WASHINGTON - A decision by NASA to bar Chinese scientists from an upcoming conference was deemed "inaccurate" Tuesday by the US congressman who wrote the law on which the restriction is based.
The US space agency's announcement that Chinese nationals would not be permitted to enter the Second Kepler Science Conference on exoplanets at California's Ames Research Center November 4-8 sparked a boycott by some prominent US astronomers.
"In good conscience, I cannot attend a meeting that discriminates in this way. The meeting is about planets located trillions of miles away, with no national security implications," Geoff Marcy, an astronomy professor at the University of California, Berkeley, wrote in an email to the organizers.
The restriction is based on a law passed in 2011 and signed by President Barack Obama that prevents NASA funds from being used to collaborate with China or to host Chinese visitors at US space agency facilities.
The legal language was inserted into a funding bill by Congressman Frank Wolf, who chairs the House Subcommittee on Commerce, Justice, Science and Related Agencies.
The law bans NASA funds from being used to work "bilaterally in any way with China or any Chinese-owned company" or being "used to effectuate the hosting of official Chinese visitors at facilities belonging to or utilized by NASA," according to a copy of the legal text sent to AFP by Wolf's office.
However, Wolf's office issued a letter to NASA Administrator Charles Bolden on Tuesday seeking to correct an article on the matter that first appeared Friday in The Guardian newspaper, as well as NASA's stance.

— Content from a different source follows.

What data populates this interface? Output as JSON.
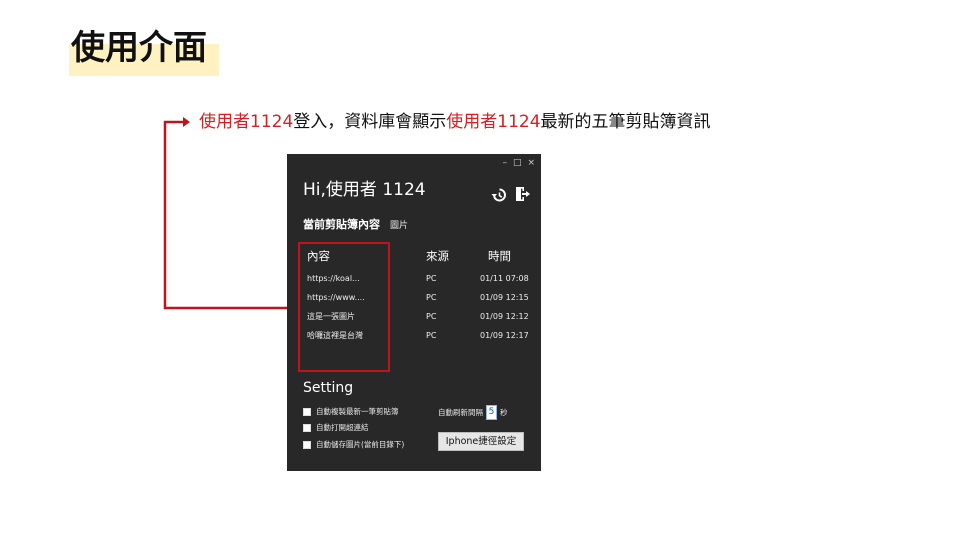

"Unfortunately, the article is riddled with inaccuracies, as is, it appears, the guidance provided by NASA Ames staff to the attendees," said the letter.